 Before their marriage, Val served in the Army in Germany and was in the Army chorus.  He toured all over Europe and Germany and was on Radio Free Europe and the Voice of America.  He said they got to ski during the day and perform at night.  Not your usual Army career.  After his army days, he went on a mission to the Gulf States, married in 1963 and then worked for General Electric as a branch manager in Eugene, Ore. Val then decided to use his GI bill to pursue a college degree in Communications.  While in Eugene, he was involved in “My Fair Lady” and sang in the Cockney Quartet as his part in the play.  He said they used the original costumes from the Broadway production.  The opening night of “My Fair Lady” was a formal replica of the English Ascot Ball which was attended by the Secretary of State and the Mayor.
 Also while he was in Eugene, he played Josephus Gage, the inventor of the zipper, in “Gentlemen Prefer Blondes.”  In Morgan, for the Morgan Stake Centennial production of “Bands of Iron, Rings of Gold,” he played Bishop Leonard Martin. These are a few highlights of his musical avocation.
 Loretta said she has had several careers.  Attending University of Arizona, she ran their El Taco stores in Arizona and was a medical assistant. After obtaining her nursing degree, she worked as a nurse for 20 years; she was a school nurse, cardiac care nurse, head nurse at Bonneville Dialysis and Weber Basin Job Corp. After retiring from nursing, she worked at Browning Arms as a credit manager for 11 years, retiring in 2007. Somehow, they both managed to find time to substitute at Morgan School District for about four years while their last son attended there.
As far as community service is concerned, Val served as president of the Highlands Homeowners Association, and both he and his son Dan served on the volunteer fire department for three years and six years respectively.  During this time, he painted the old fire station. He also served on the Master Planning Committee with Brad Richards, Karla Kipsell, John Mulligan and others.

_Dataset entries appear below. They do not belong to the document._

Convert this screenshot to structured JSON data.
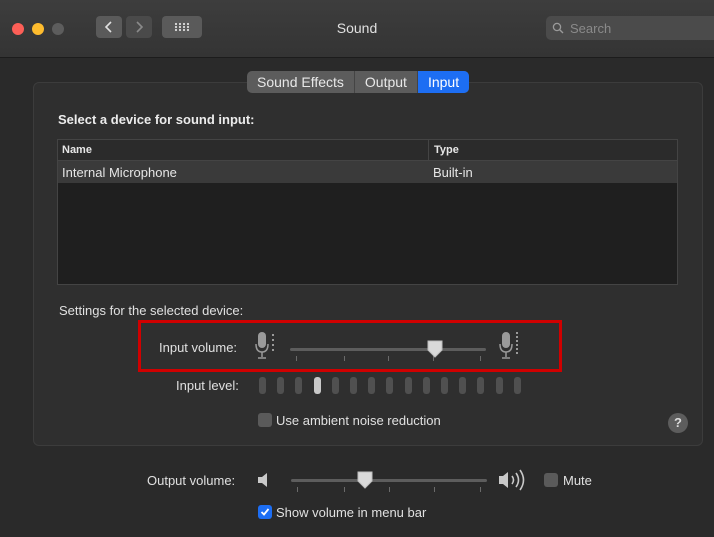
{
  "window": {
    "title": "Sound",
    "search_placeholder": "Search"
  },
  "tabs": [
    {
      "label": "Sound Effects",
      "active": false
    },
    {
      "label": "Output",
      "active": false
    },
    {
      "label": "Input",
      "active": true
    }
  ],
  "input": {
    "select_heading": "Select a device for sound input:",
    "table": {
      "columns": [
        "Name",
        "Type"
      ],
      "rows": [
        {
          "name": "Internal Microphone",
          "type": "Built-in"
        }
      ]
    },
    "settings_heading": "Settings for the selected device:",
    "input_volume_label": "Input volume:",
    "input_volume_value": 0.74,
    "input_level_label": "Input level:",
    "input_level_segments": 15,
    "input_level_active": 4,
    "ambient_label": "Use ambient noise reduction",
    "ambient_checked": false
  },
  "output": {
    "volume_label": "Output volume:",
    "volume_value": 0.38,
    "mute_label": "Mute",
    "mute_checked": false,
    "menubar_label": "Show volume in menu bar",
    "menubar_checked": true
  },
  "help_label": "?",
  "colors": {
    "accent": "#1d6ef3",
    "highlight_box": "#d00000"
  }
}
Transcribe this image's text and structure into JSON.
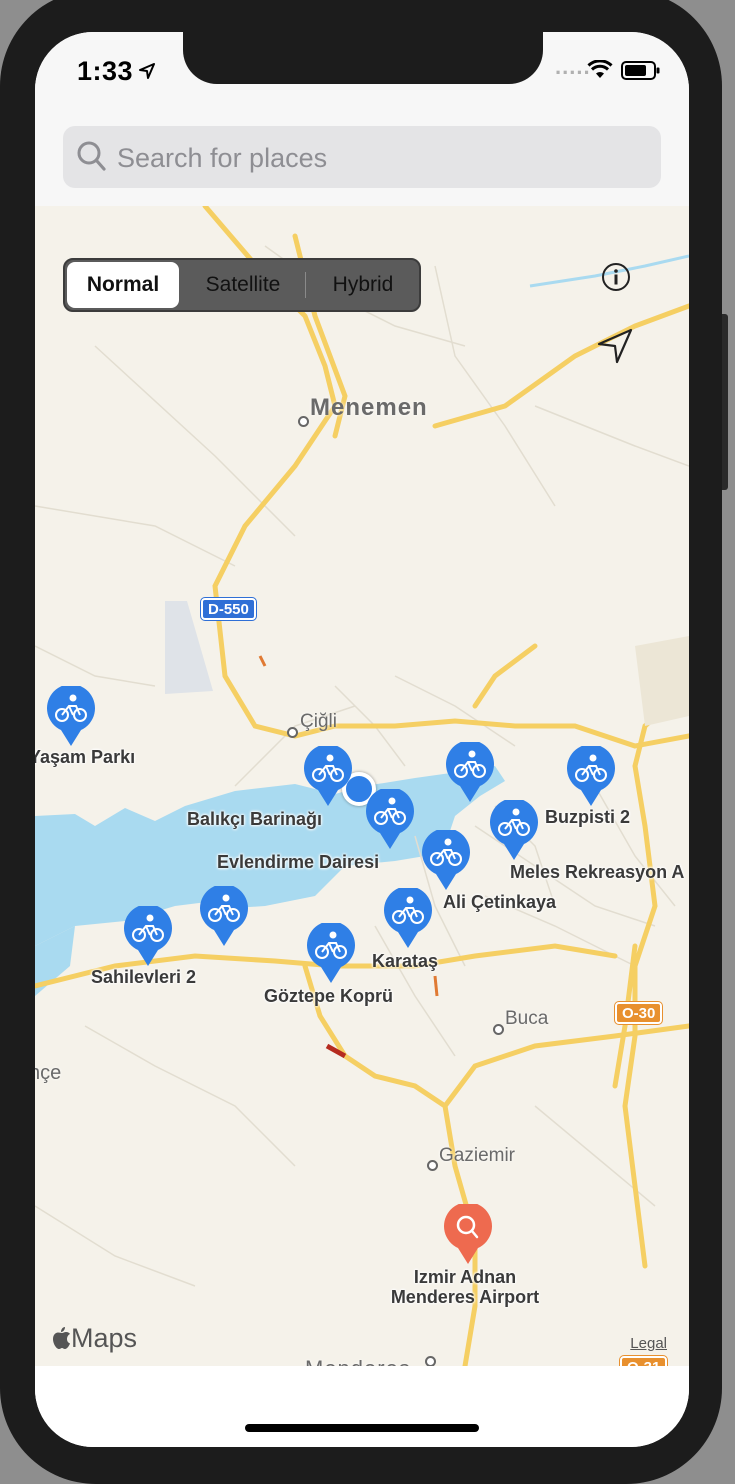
{
  "status_bar": {
    "time": "1:33",
    "signal": "....."
  },
  "search": {
    "placeholder": "Search for places"
  },
  "map_type_control": {
    "options": [
      "Normal",
      "Satellite",
      "Hybrid"
    ],
    "selected": "Normal"
  },
  "map": {
    "towns": [
      "Menemen",
      "Çiğli",
      "Buca",
      "Gaziemir",
      "Menderes",
      "nçe"
    ],
    "highway_shields": [
      "D-550",
      "O-30",
      "O-31"
    ],
    "bike_stations": [
      "Yaşam Parkı",
      "Balıkçı Barinağı",
      "Evlendirme Dairesi",
      "Buzpisti 2",
      "Meles Rekreasyon A",
      "Ali Çetinkaya",
      "Karataş",
      "Göztepe Koprü",
      "Sahilevleri 2"
    ],
    "search_result": {
      "line1": "Izmir Adnan",
      "line2": "Menderes Airport"
    },
    "attribution": {
      "brand": "Maps",
      "legal": "Legal"
    }
  },
  "colors": {
    "pin_blue": "#2f7fe6",
    "search_pin": "#ee6a4f",
    "water": "#a9daf0",
    "road": "#f5cf63",
    "land": "#f5f2ea"
  },
  "icons": [
    "location-arrow-icon",
    "wifi-icon",
    "battery-icon",
    "search-icon",
    "info-icon",
    "navigation-arrow-icon",
    "bicycle-icon",
    "apple-logo-icon"
  ]
}
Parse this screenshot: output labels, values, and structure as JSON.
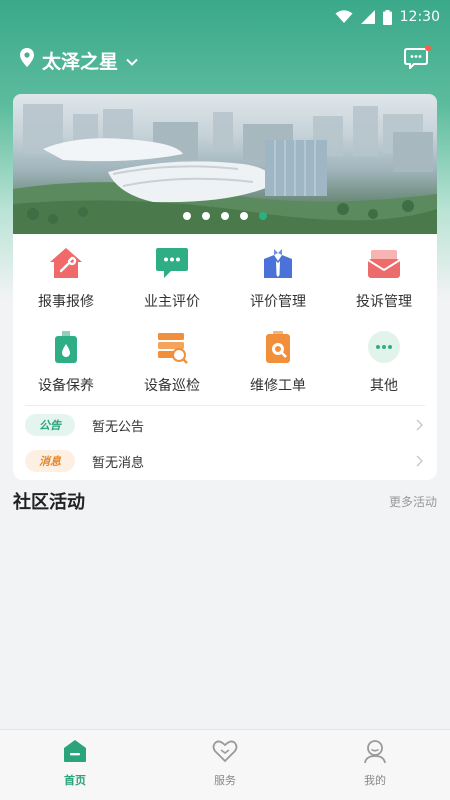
{
  "status_bar": {
    "time": "12:30"
  },
  "header": {
    "location": "太泽之星"
  },
  "banner": {
    "dot_count": 5,
    "active_dot": 4
  },
  "grid": [
    {
      "label": "报事报修",
      "icon": "wrench-house-icon"
    },
    {
      "label": "业主评价",
      "icon": "chat-bubble-icon"
    },
    {
      "label": "评价管理",
      "icon": "staff-icon"
    },
    {
      "label": "投诉管理",
      "icon": "mail-icon"
    },
    {
      "label": "设备保养",
      "icon": "oil-can-icon"
    },
    {
      "label": "设备巡检",
      "icon": "inspection-icon"
    },
    {
      "label": "维修工单",
      "icon": "work-order-icon"
    },
    {
      "label": "其他",
      "icon": "more-icon"
    }
  ],
  "notices": [
    {
      "badge": "公告",
      "text": "暂无公告"
    },
    {
      "badge": "消息",
      "text": "暂无消息"
    }
  ],
  "section": {
    "title": "社区活动",
    "more": "更多活动"
  },
  "tabs": [
    {
      "label": "首页",
      "icon": "home-icon",
      "active": true
    },
    {
      "label": "服务",
      "icon": "heart-icon",
      "active": false
    },
    {
      "label": "我的",
      "icon": "profile-icon",
      "active": false
    }
  ],
  "colors": {
    "primary": "#2aa47a",
    "badge_orange": "#e5862c",
    "badge_dot": "#ff5a4a"
  }
}
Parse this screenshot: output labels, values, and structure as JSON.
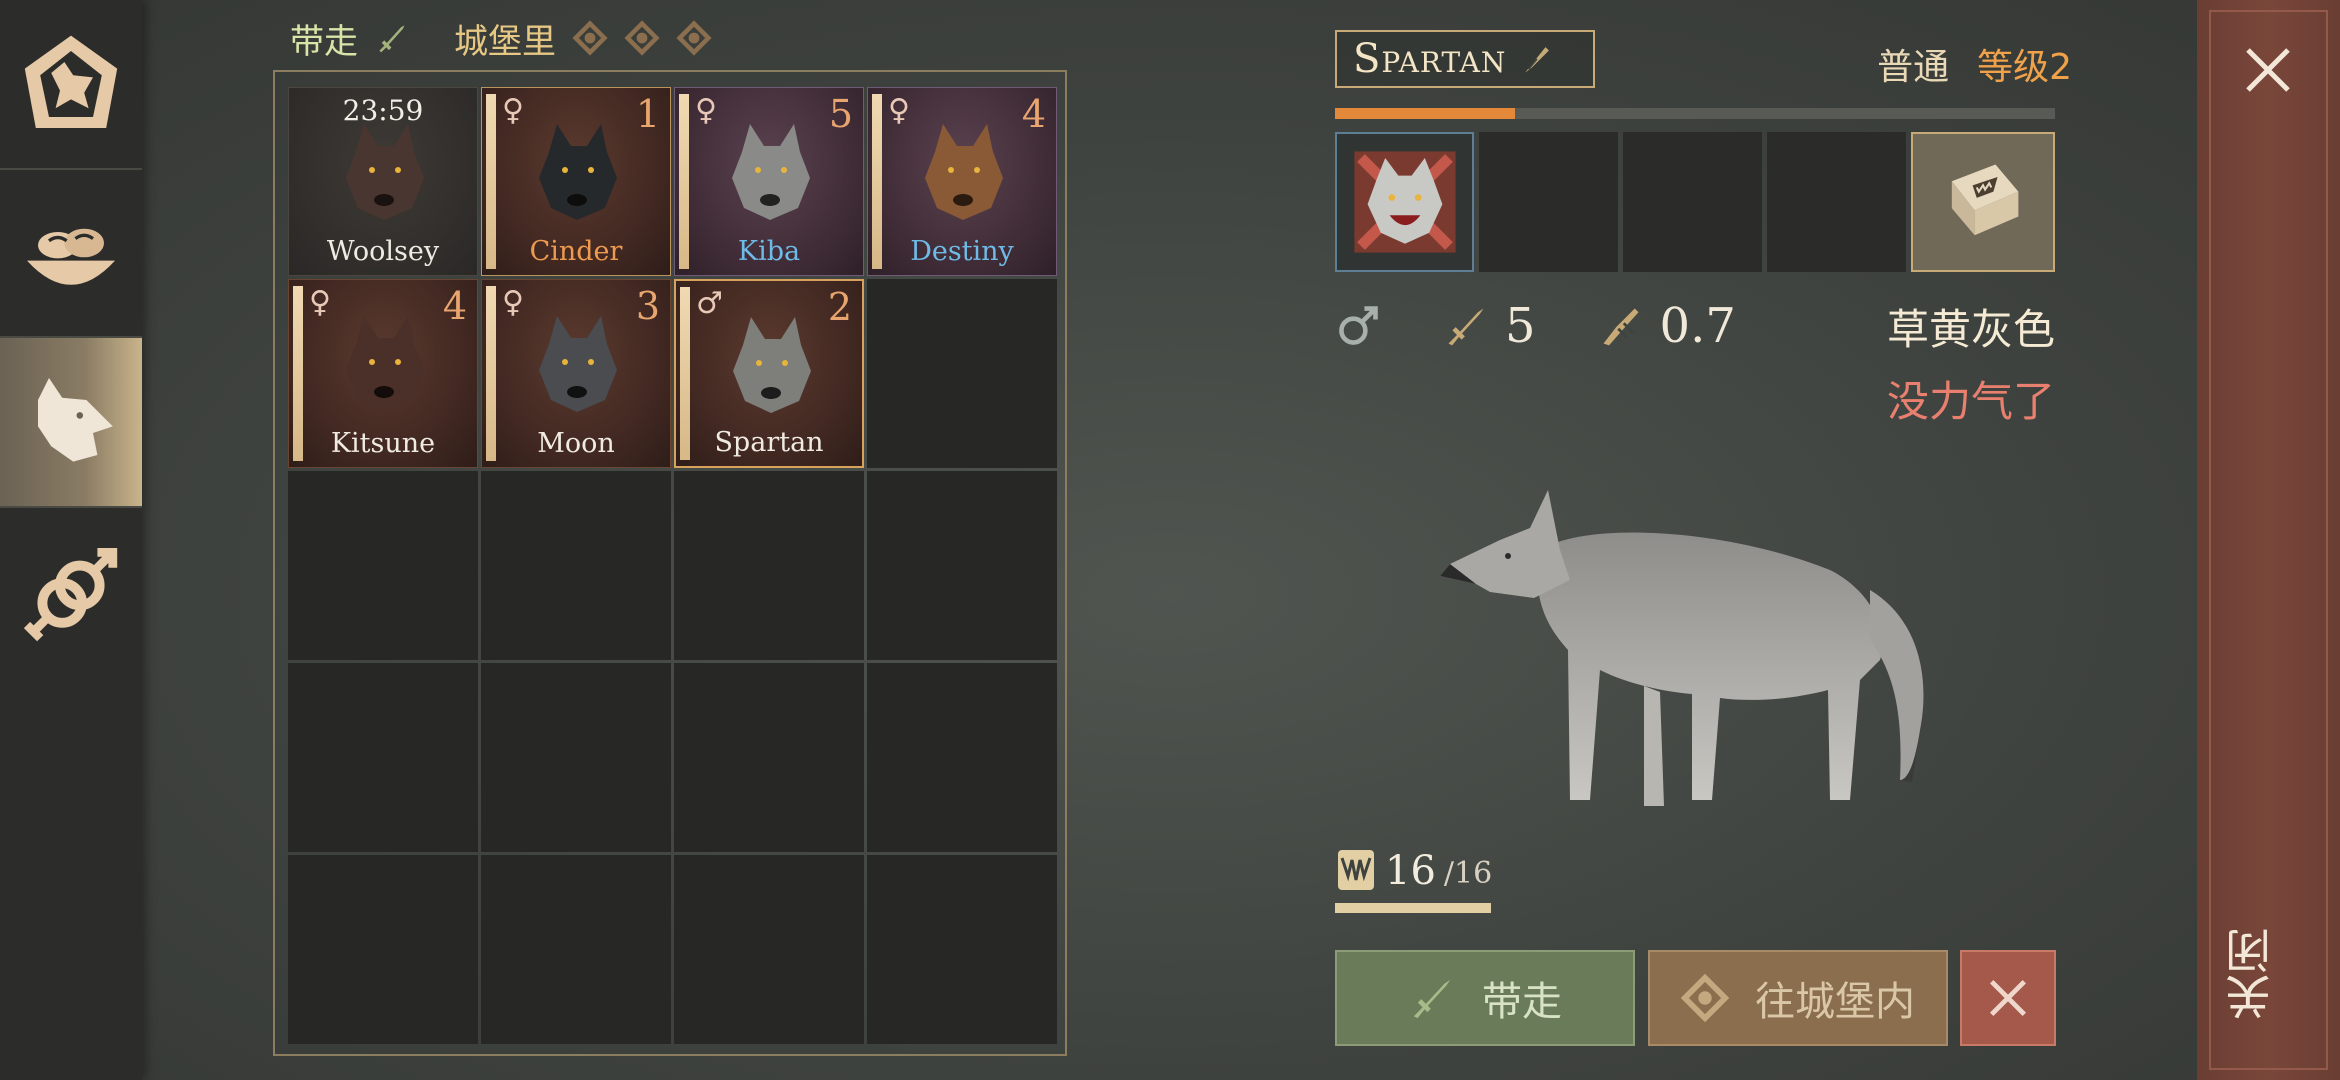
{
  "sidebar": {
    "tabs": [
      {
        "icon": "wolf-emblem-icon"
      },
      {
        "icon": "food-bowl-icon"
      },
      {
        "icon": "wolf-head-icon",
        "active": true
      },
      {
        "icon": "breeding-gender-icon"
      }
    ]
  },
  "header": {
    "take_label": "带走",
    "castle_label": "城堡里"
  },
  "grid": {
    "cells": [
      {
        "timer": "23:59",
        "name": "Woolsey",
        "level": ""
      },
      {
        "sex": "♀",
        "level": "1",
        "name": "Cinder"
      },
      {
        "sex": "♀",
        "level": "5",
        "name": "Kiba"
      },
      {
        "sex": "♀",
        "level": "4",
        "name": "Destiny"
      },
      {
        "sex": "♀",
        "level": "4",
        "name": "Kitsune"
      },
      {
        "sex": "♀",
        "level": "3",
        "name": "Moon"
      },
      {
        "sex": "♂",
        "level": "2",
        "name": "Spartan"
      }
    ]
  },
  "detail": {
    "name": "Spartan",
    "rarity": "普通",
    "level": "等级2",
    "xp_progress": 0.25,
    "sex": "♂",
    "attack": "5",
    "speed": "0.7",
    "color_name": "草黄灰色",
    "status": "没力气了",
    "fang_current": "16",
    "fang_max": "/16"
  },
  "buttons": {
    "take": "带走",
    "move_to_castle": "往城堡内",
    "close": "关闭"
  }
}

Val states: “One of the most enjoyable times spent in community service was helping secure funds for the Kent Smith Park.  It seemed like the whole community turned out to put on the Trappers Loop Rendezvous.  Our family did our part with the cotton candy machine.  I remember the first year of our involvement I heard there was a news reporter in the crowd so I served up very large pink sticks of cotton candy.  Sure enough, the next day on the front page of the Standard Examiner was a picture of two young boys with their large fluffy cotton candy with a nice article about the Rendezvous. It never hurts to get the press to help with your project.”
These days, the Grovers are still active.  Loretta is an experienced tatter and has won several first place awards for tatting at the county fair.  Besides doilies, hats, and bookmarks, she even makes flowers by tatting. Val uses his lathe to make wooden vases for her arrangements.  She has served for five years as a world-wide service missionary for the Church of Jesus Christ of Latter-day Saints.  Val has always worked on his cars.  In good weather, you still will see Val outdoors working in his yard and on his cars.
Val and Loretta have two sons.  Dan lives in North Ogden with his wife, Andrea and one child—Aidan, age 7.  Jonathan has made a career in the U.S. Army and is now stationed at Ft. Campbell, Kentucky.   He and his wife, Sandy have three children, a girl and two boys—ages 9,7,5.